Pull each line containing "know" out of the data and copy it.

──────────

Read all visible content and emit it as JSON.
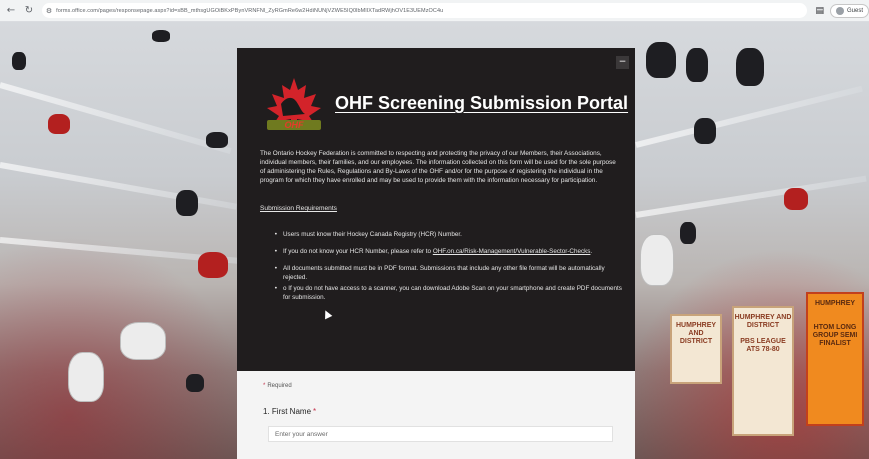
{
  "browser": {
    "back_icon": "arrow-left-icon",
    "reload_icon": "reload-icon",
    "url": "forms.office.com/pages/responsepage.aspx?id=sBB_mthsgUGOiBKxPBynVRNFNl_ZyRGmRe6w2HdiNUNjVZWE5IQ0lbMlIXTadRWjhOV1E3UEMzOC4u",
    "profile_label": "Guest"
  },
  "form": {
    "collapse_label": "−",
    "title": "OHF Screening Submission Portal",
    "logo_text": "OHF",
    "intro": "The Ontario Hockey Federation is committed to respecting and protecting the privacy of our Members, their Associations, individual members, their families, and our employees. The information collected on this form will be used for the sole purpose of administering the Rules, Regulations and By-Laws of the OHF and/or for the purpose of registering the individual in the program for which they have enrolled and may be used to provide them with the information necessary for participation.",
    "requirements_heading": "Submission Requirements",
    "requirements": {
      "r1": "Users must know their Hockey Canada Registry (HCR) Number.",
      "r2_prefix": "If you do not know your HCR Number, please refer to ",
      "r2_link": "OHF.on.ca/Risk-Management/Vulnerable-Sector-Checks",
      "r2_suffix": ".",
      "r3": "All documents submitted must be in PDF format. Submissions that include any other file format will be automatically rejected.",
      "r4": "o  If you do not have access to a scanner, you can download Adobe Scan on your smartphone and create PDF documents for submission."
    },
    "required_note": "Required",
    "question_1": {
      "number": "1.",
      "label": "First Name",
      "placeholder": "Enter your answer"
    }
  },
  "background": {
    "banner_1": "HUMPHREY AND DISTRICT",
    "banner_2": "HUMPHREY AND DISTRICT",
    "banner_3": "HUMPHREY",
    "banner_2_lower": "PBS LEAGUE ATS 78-80",
    "banner_3_lower": "HTOM LONG GROUP SEMI FINALIST"
  },
  "colors": {
    "card_bg": "#201d1e",
    "accent_red": "#c4314b",
    "banner_orange": "#f08a1f"
  }
}
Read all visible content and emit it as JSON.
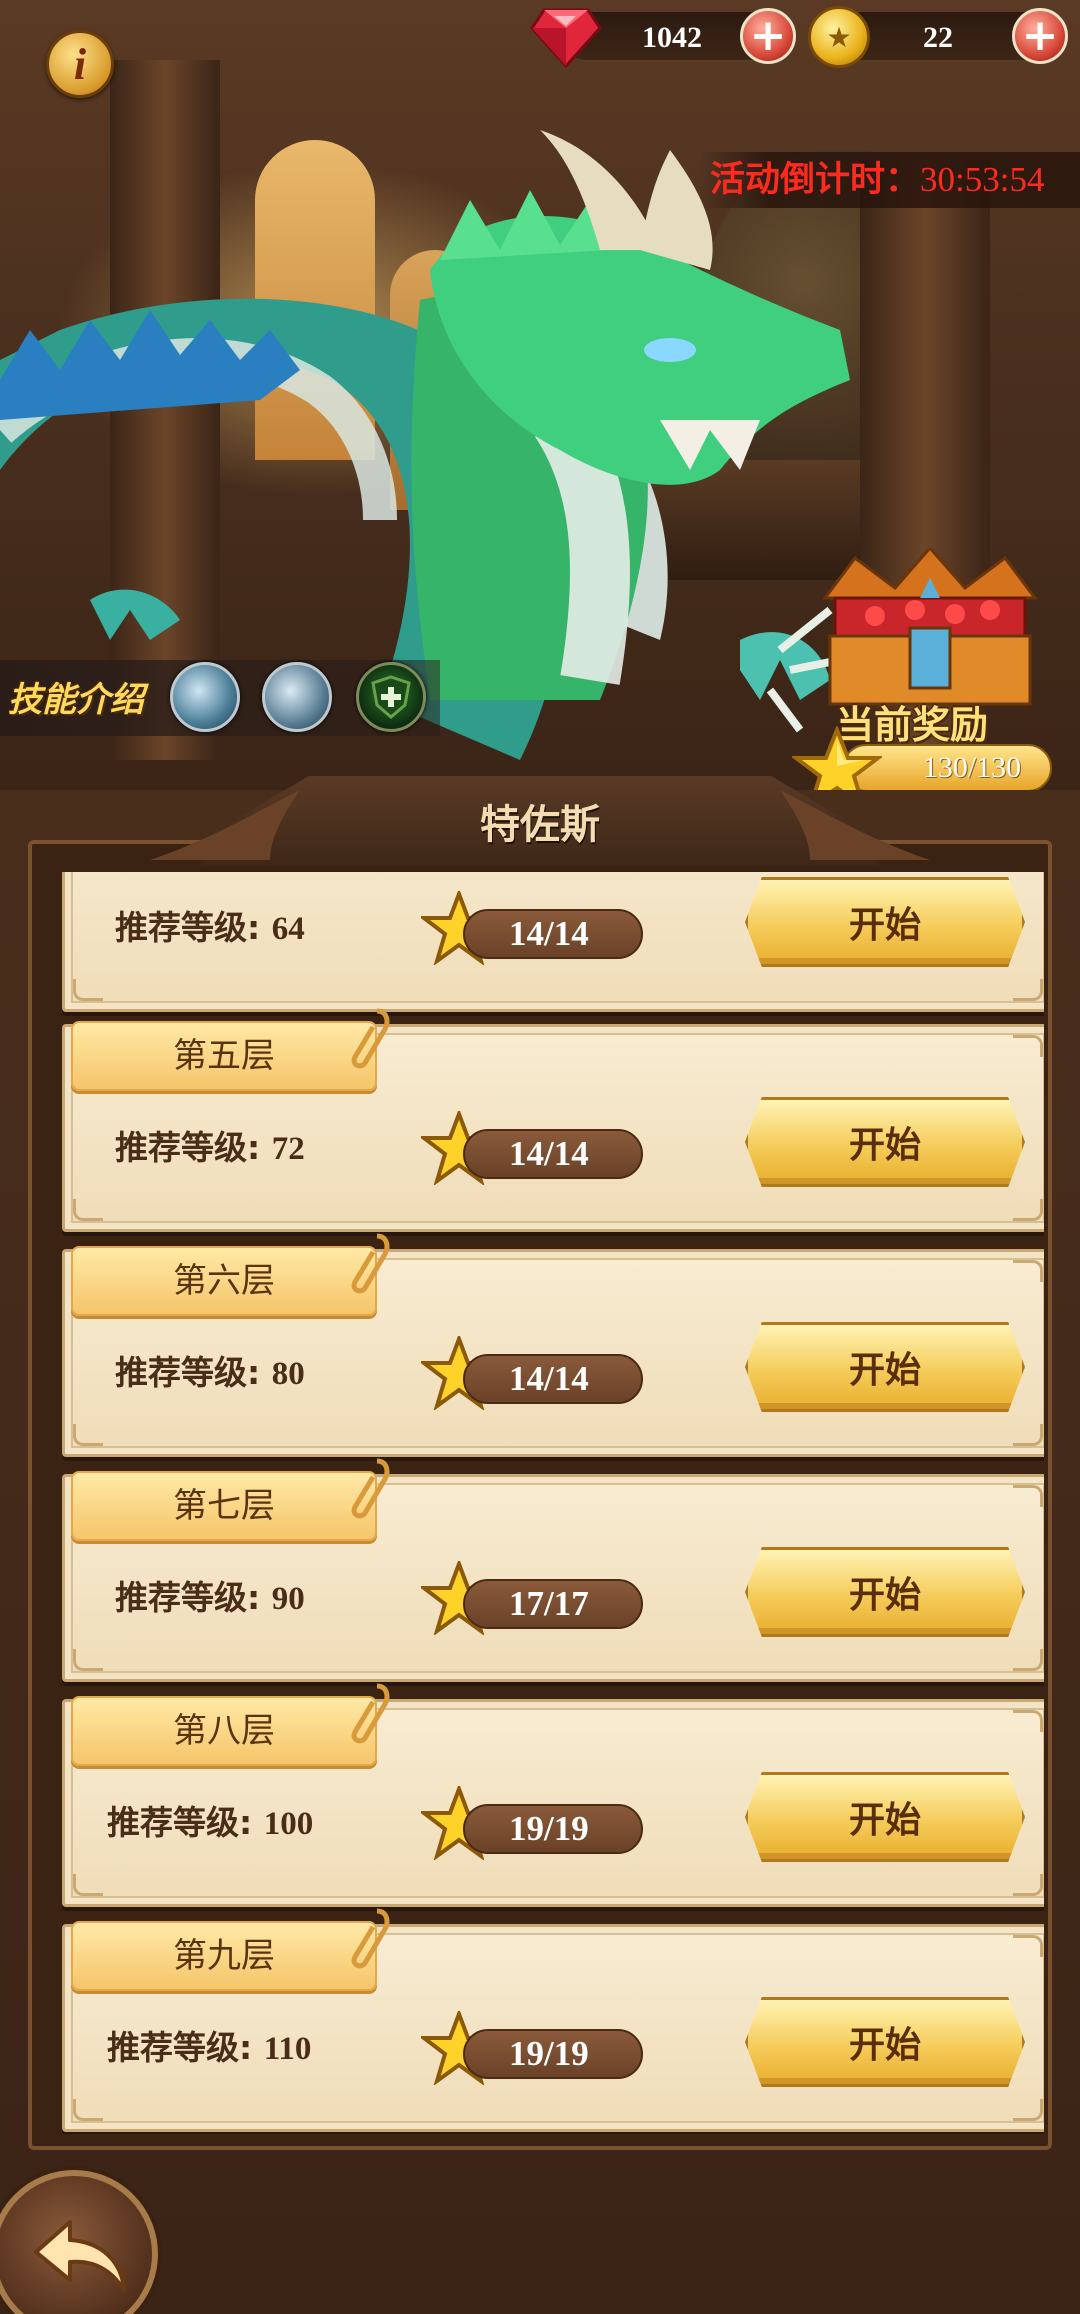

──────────

→ Response below
      "r1": "Users must know their Hockey Canada Registry (HCR) Number.",
      "r2_prefix": "If you do not know your HCR Number, please refer to ",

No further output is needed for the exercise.